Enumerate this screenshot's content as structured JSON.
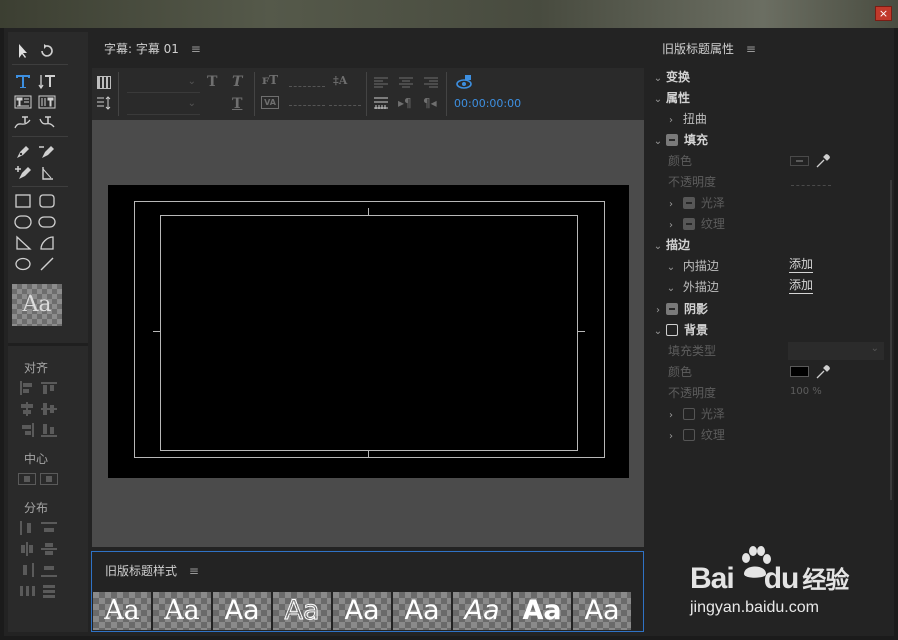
{
  "window": {
    "close_label": "×"
  },
  "tools": {
    "align_label": "对齐",
    "center_label": "中心",
    "distribute_label": "分布",
    "style_preview": "Aa"
  },
  "editor": {
    "tab_label": "字幕: 字幕 01",
    "menu_glyph": "≡",
    "timecode": "00:00:00:00"
  },
  "styles_panel": {
    "title": "旧版标题样式",
    "menu_glyph": "≡",
    "swatches": [
      "Aa",
      "Aa",
      "Aa",
      "Aa",
      "Aa",
      "Aa",
      "Aa",
      "Aa",
      "Aa"
    ]
  },
  "props": {
    "title": "旧版标题属性",
    "menu_glyph": "≡",
    "transform": "变换",
    "attributes": "属性",
    "distort": "扭曲",
    "fill": "填充",
    "fill_color": "颜色",
    "fill_opacity": "不透明度",
    "sheen": "光泽",
    "texture": "纹理",
    "stroke": "描边",
    "inner_stroke": "内描边",
    "outer_stroke": "外描边",
    "add_inner": "添加",
    "add_outer": "添加",
    "shadow": "阴影",
    "background": "背景",
    "bg_fill_type": "填充类型",
    "bg_color": "颜色",
    "bg_opacity": "不透明度",
    "bg_opacity_value": "100 %",
    "bg_sheen": "光泽",
    "bg_texture": "纹理"
  },
  "watermark": {
    "brand_left": "Bai",
    "brand_right": "du",
    "brand_cn": "经验",
    "url": "jingyan.baidu.com"
  },
  "colors": {
    "accent": "#2f72c5",
    "timecode": "#3d8fe0",
    "close": "#c1392b"
  }
}
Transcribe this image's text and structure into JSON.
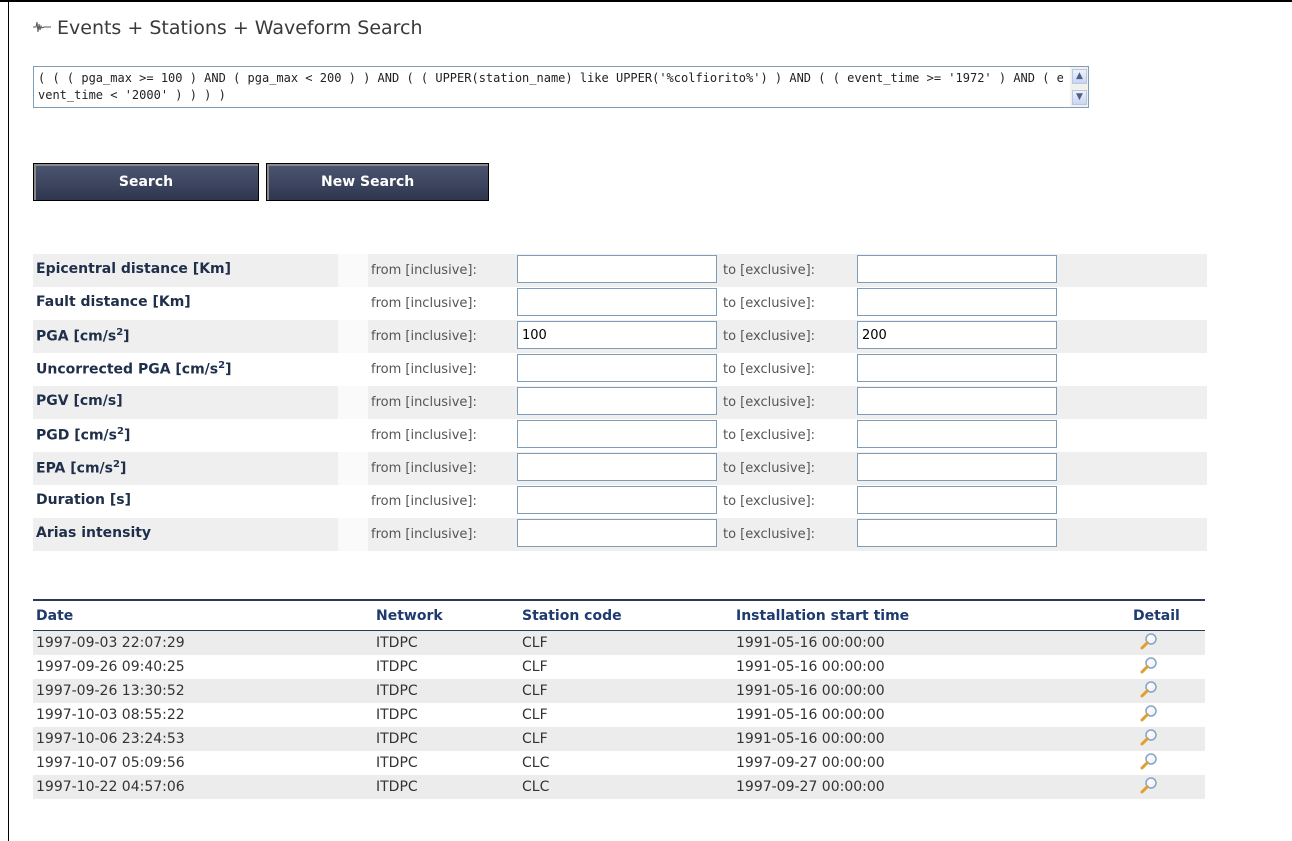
{
  "header": {
    "icon": "waveform-icon",
    "title": "Events + Stations + Waveform Search"
  },
  "query": {
    "text": "( ( ( pga_max >= 100 ) AND ( pga_max < 200 ) ) AND ( ( UPPER(station_name) like UPPER('%colfiorito%') ) AND ( ( event_time >= '1972' ) AND ( event_time < '2000' ) ) ) )"
  },
  "buttons": {
    "search": "Search",
    "new_search": "New Search"
  },
  "filters": {
    "from_label": "from [inclusive]:",
    "to_label": "to [exclusive]:",
    "rows": [
      {
        "label": "Epicentral distance [Km]",
        "from": "",
        "to": ""
      },
      {
        "label": "Fault distance [Km]",
        "from": "",
        "to": ""
      },
      {
        "label": "PGA [cm/s",
        "sup": "2",
        "after": "]",
        "from": "100",
        "to": "200"
      },
      {
        "label": "Uncorrected PGA [cm/s",
        "sup": "2",
        "after": "]",
        "from": "",
        "to": ""
      },
      {
        "label": "PGV [cm/s]",
        "from": "",
        "to": ""
      },
      {
        "label": "PGD [cm/s",
        "sup": "2",
        "after": "]",
        "from": "",
        "to": ""
      },
      {
        "label": "EPA [cm/s",
        "sup": "2",
        "after": "]",
        "from": "",
        "to": ""
      },
      {
        "label": "Duration [s]",
        "from": "",
        "to": ""
      },
      {
        "label": "Arias intensity",
        "from": "",
        "to": ""
      }
    ]
  },
  "results": {
    "headers": {
      "date": "Date",
      "network": "Network",
      "station_code": "Station code",
      "installation": "Installation start time",
      "detail": "Detail"
    },
    "rows": [
      {
        "date": "1997-09-03 22:07:29",
        "network": "ITDPC",
        "station": "CLF",
        "installation": "1991-05-16 00:00:00"
      },
      {
        "date": "1997-09-26 09:40:25",
        "network": "ITDPC",
        "station": "CLF",
        "installation": "1991-05-16 00:00:00"
      },
      {
        "date": "1997-09-26 13:30:52",
        "network": "ITDPC",
        "station": "CLF",
        "installation": "1991-05-16 00:00:00"
      },
      {
        "date": "1997-10-03 08:55:22",
        "network": "ITDPC",
        "station": "CLF",
        "installation": "1991-05-16 00:00:00"
      },
      {
        "date": "1997-10-06 23:24:53",
        "network": "ITDPC",
        "station": "CLF",
        "installation": "1991-05-16 00:00:00"
      },
      {
        "date": "1997-10-07 05:09:56",
        "network": "ITDPC",
        "station": "CLC",
        "installation": "1997-09-27 00:00:00"
      },
      {
        "date": "1997-10-22 04:57:06",
        "network": "ITDPC",
        "station": "CLC",
        "installation": "1997-09-27 00:00:00"
      }
    ]
  }
}
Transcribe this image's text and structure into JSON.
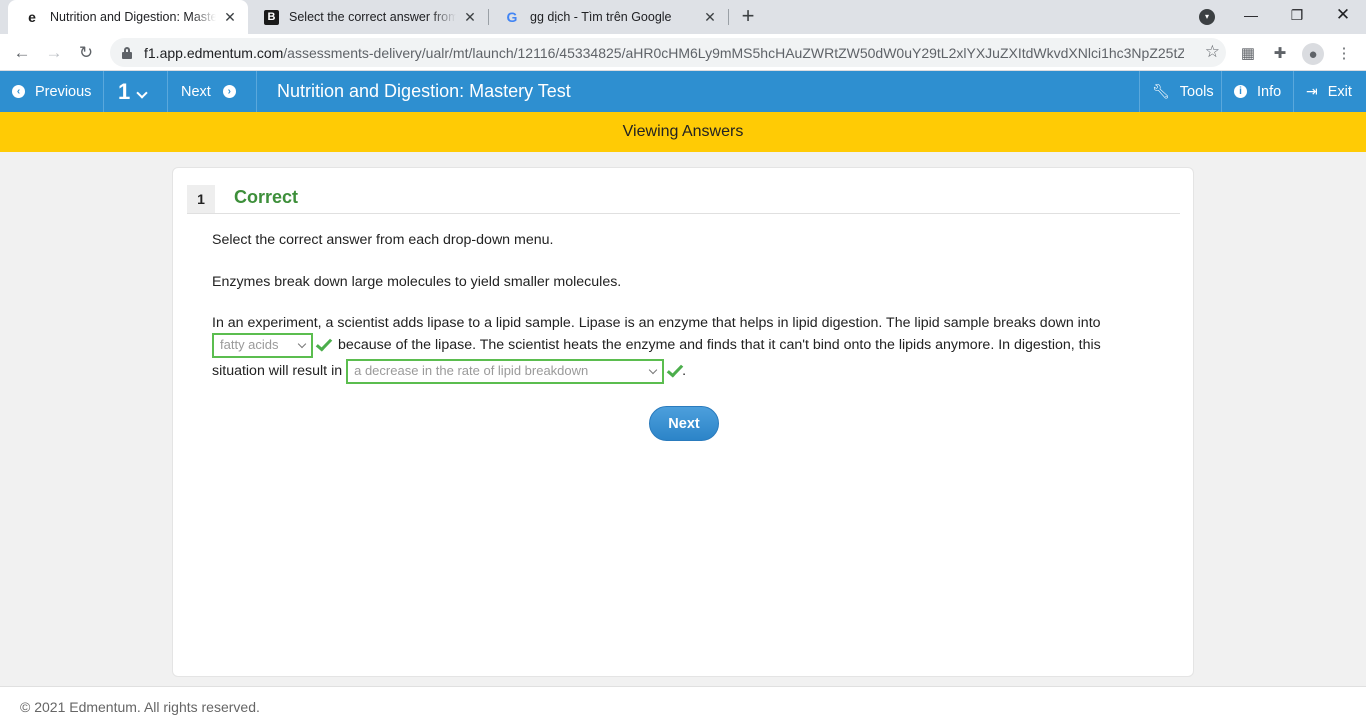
{
  "browser": {
    "tabs": [
      {
        "title": "Nutrition and Digestion: Mastery",
        "active": true
      },
      {
        "title": "Select the correct answer from th",
        "active": false
      },
      {
        "title": "gg dịch - Tìm trên Google",
        "active": false
      }
    ],
    "url_host": "f1.app.edmentum.com",
    "url_path": "/assessments-delivery/ualr/mt/launch/12116/45334825/aHR0cHM6Ly9mMS5hcHAuZWRtZW50dW0uY29tL2xlYXJuZXItdWkvdXNlci1hc3NpZ25tZ..."
  },
  "appbar": {
    "previous_label": "Previous",
    "question_number": "1",
    "next_label": "Next",
    "title": "Nutrition and Digestion: Mastery Test",
    "tools_label": "Tools",
    "info_label": "Info",
    "exit_label": "Exit"
  },
  "banner": {
    "text": "Viewing Answers"
  },
  "question": {
    "number": "1",
    "status": "Correct",
    "instruction": "Select the correct answer from each drop-down menu.",
    "statement": "Enzymes break down large molecules to yield smaller molecules.",
    "line1": "In an experiment, a scientist adds lipase to a lipid sample. Lipase is an enzyme that helps in lipid digestion. The lipid sample breaks down into",
    "dropdown1_value": "fatty acids",
    "line2": "because of the lipase. The scientist heats the enzyme and finds that it can't bind onto the lipids anymore. In digestion, this",
    "line3_prefix": "situation will result in",
    "dropdown2_value": "a decrease in the rate of lipid breakdown",
    "line3_suffix": ".",
    "next_button": "Next"
  },
  "footer": {
    "copyright": "© 2021 Edmentum. All rights reserved."
  },
  "colors": {
    "header_blue": "#2e8fd0",
    "banner_yellow": "#ffcb05",
    "correct_green": "#3d8f3a"
  }
}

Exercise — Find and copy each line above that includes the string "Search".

The completed task —
    "title": "Events + Stations + Waveform Search"
    "search": "Search",
    "new_search": "New Search"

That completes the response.